It’s interesting to us how everyone in the area seems to have a connection to everyone else. Instead of six degrees of separation, in Warren County it’s closer to two. Through our respective businesses, Richard’s handyman service and my radon testing (and even through my defunct errand service), we’ve created so many friendships. Unlike so many urban and suburban neighborhoods where alienation is the norm, we’ve encountered a truly welcoming atmosphere here.
In Eastern Pennsylvania, where a larger population supported many diverse events, we never took full advantage either because of the driving distance or because of the crowds we eschewed. We still chuckle when we recall the first Concert in the Park we attended in Warren, arriving forty minutes early to ensure we’d claim good spots for ourselves! The Warren-Jamestown area offers so many cultural happenings, and interestingly, we find ourselves more inclined to attend these because of the paucity of people, traffic and parking problems. We’ve enjoyed going to many concerts and plays at the Library Theater and at the Reg, and look forward to the film series.
We feel so fortunate to live in an area with such a wealth of natural, unspoiled beauty. It’s wonderful to visit the Kinzua Dam in winter for the eagle watch or during warmer weather for hiking or sailing. We’ve even developed affection for winter and snow. When roads are cleared properly and the population knows how to deal with winter driving, it’s not a big deal. And I confess to taking pleasure in the cozy feeling of watching the snow fall while I’m curled on my sofa.

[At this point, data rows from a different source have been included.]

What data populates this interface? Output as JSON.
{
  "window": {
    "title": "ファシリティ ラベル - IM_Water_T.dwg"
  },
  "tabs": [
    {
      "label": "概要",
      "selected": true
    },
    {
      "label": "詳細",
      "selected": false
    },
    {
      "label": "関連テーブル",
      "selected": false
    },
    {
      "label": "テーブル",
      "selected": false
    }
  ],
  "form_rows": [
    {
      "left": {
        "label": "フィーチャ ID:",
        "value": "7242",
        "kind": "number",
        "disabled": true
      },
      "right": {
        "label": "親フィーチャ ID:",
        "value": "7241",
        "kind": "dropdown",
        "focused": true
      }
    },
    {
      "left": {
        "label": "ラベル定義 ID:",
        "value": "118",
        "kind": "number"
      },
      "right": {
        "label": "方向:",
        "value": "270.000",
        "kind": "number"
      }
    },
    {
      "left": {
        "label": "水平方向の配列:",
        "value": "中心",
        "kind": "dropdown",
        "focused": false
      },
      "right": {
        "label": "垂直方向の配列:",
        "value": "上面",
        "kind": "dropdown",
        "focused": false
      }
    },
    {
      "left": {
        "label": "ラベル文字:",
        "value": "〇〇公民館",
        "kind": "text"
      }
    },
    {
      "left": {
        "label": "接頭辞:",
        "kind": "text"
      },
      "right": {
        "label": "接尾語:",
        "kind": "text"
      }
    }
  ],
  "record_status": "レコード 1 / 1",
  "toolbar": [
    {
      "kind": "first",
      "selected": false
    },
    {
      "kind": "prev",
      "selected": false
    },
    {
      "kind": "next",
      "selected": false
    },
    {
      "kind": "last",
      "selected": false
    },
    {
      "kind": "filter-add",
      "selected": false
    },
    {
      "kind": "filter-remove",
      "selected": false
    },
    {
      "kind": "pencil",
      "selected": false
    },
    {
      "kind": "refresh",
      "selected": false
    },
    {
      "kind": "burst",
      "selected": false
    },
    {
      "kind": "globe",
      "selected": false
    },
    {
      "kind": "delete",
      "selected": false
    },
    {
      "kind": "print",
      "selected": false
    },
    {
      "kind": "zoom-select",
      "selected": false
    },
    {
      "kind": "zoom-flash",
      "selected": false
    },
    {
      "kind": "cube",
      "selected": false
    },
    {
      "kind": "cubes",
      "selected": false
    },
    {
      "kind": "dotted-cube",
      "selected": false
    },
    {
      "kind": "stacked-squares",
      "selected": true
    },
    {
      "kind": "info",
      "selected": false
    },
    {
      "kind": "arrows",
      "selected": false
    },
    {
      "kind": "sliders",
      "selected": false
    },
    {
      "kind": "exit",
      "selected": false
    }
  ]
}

I’ve met wonderful people in all sorts of activities, from Yoga to swimming at the Y to College Club to Woman’s Club to political campaigns. I have great friends with whom I’ve become acquainted through jobs I’ve had both in Warren and in Jamestown. I’ve gotten to know myself better and established close friendships through spiritual connections both at Open Heart Fellowship and through occasional visits to the Unitarian Universalist Church in Jamestown. I’m saddened by people referring to Warren as “worn,” and claiming that the region lacks diversions. Warren County is great and I feel privileged to call it home. And I have to admit that Richard indeed was correct when he persuaded me to move here eight years ago.

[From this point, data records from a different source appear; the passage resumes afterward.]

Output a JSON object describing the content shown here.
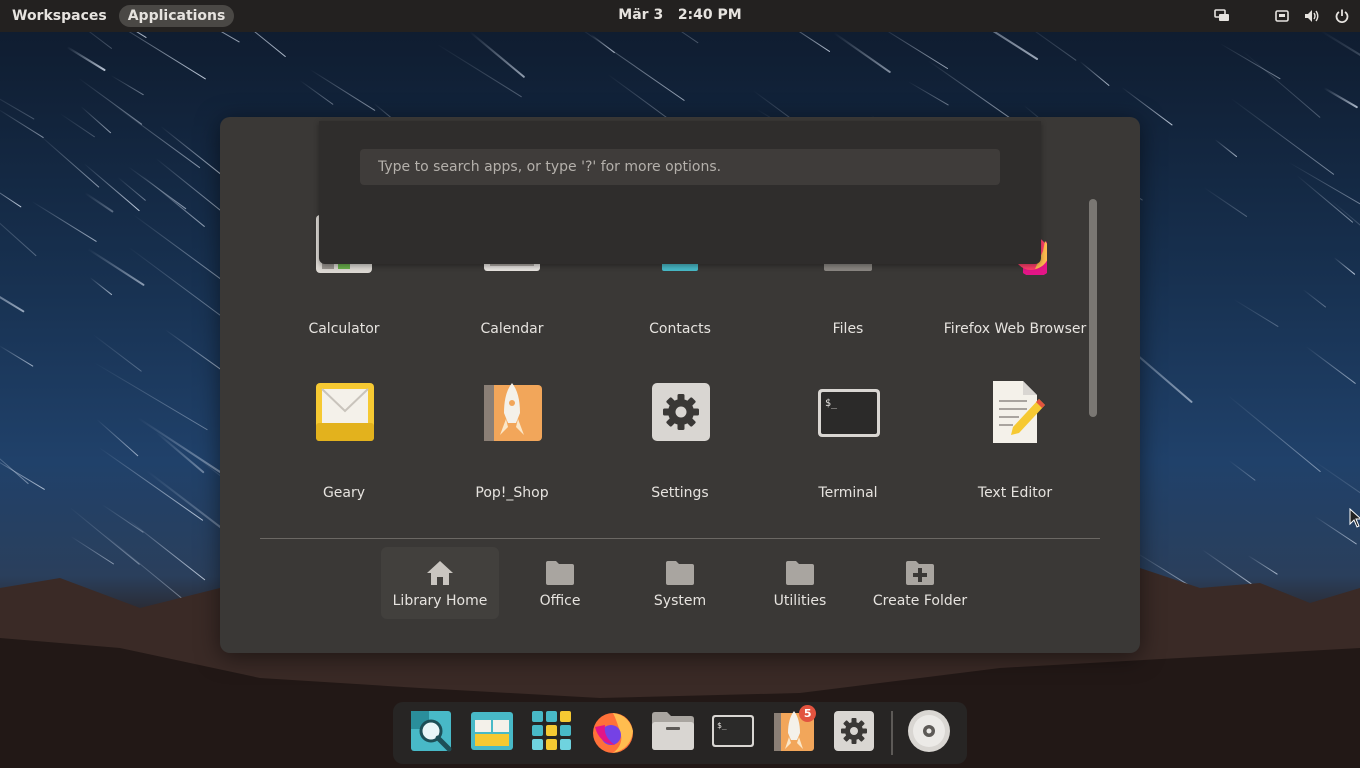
{
  "topbar": {
    "workspaces_label": "Workspaces",
    "applications_label": "Applications",
    "date": "Mär 3",
    "time": "2:40 PM",
    "right_icons": [
      "screen-share-icon",
      "keyboard-icon",
      "volume-icon",
      "power-icon"
    ]
  },
  "launcher": {
    "search_placeholder": "Type to search apps, or type '?' for more options.",
    "apps": [
      {
        "label": "Calculator",
        "icon": "calculator-icon"
      },
      {
        "label": "Calendar",
        "icon": "calendar-icon"
      },
      {
        "label": "Contacts",
        "icon": "contacts-icon"
      },
      {
        "label": "Files",
        "icon": "files-icon"
      },
      {
        "label": "Firefox Web Browser",
        "icon": "firefox-icon"
      },
      {
        "label": "Geary",
        "icon": "mail-icon"
      },
      {
        "label": "Pop!_Shop",
        "icon": "pop-shop-icon"
      },
      {
        "label": "Settings",
        "icon": "settings-gear-icon"
      },
      {
        "label": "Terminal",
        "icon": "terminal-icon"
      },
      {
        "label": "Text Editor",
        "icon": "text-editor-icon"
      }
    ],
    "folders": [
      {
        "label": "Library Home",
        "icon": "home-icon"
      },
      {
        "label": "Office",
        "icon": "folder-icon"
      },
      {
        "label": "System",
        "icon": "folder-icon"
      },
      {
        "label": "Utilities",
        "icon": "folder-icon"
      },
      {
        "label": "Create Folder",
        "icon": "folder-plus-icon"
      }
    ]
  },
  "dock": {
    "items": [
      "search-magnifier-icon",
      "window-tiling-icon",
      "app-grid-icon",
      "firefox-icon",
      "files-icon",
      "terminal-icon",
      "pop-shop-icon",
      "settings-gear-icon",
      "optical-disc-icon"
    ],
    "shop_badge": "5",
    "terminal_prompt": "$_"
  },
  "colors": {
    "panel_bg": "#3a3836",
    "topbar_bg": "#232120",
    "accent_teal": "#48b9c7",
    "accent_orange": "#faa41a"
  }
}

Ellen Butkus graduated from SUNY at Buffalo with a BS in Social Work. She has worked as a Social Worker, Government Contract Negotiator, and along with her husband Richard, she owned and operated a Bed and Breakfast in Bucks County, PA. She is currently a certified radon tester in PA, and owner of Action Radon Testing, LLC. Individuals who may be interested in radon testing in PA are welcome to contact Ellen at (814) 757-9142.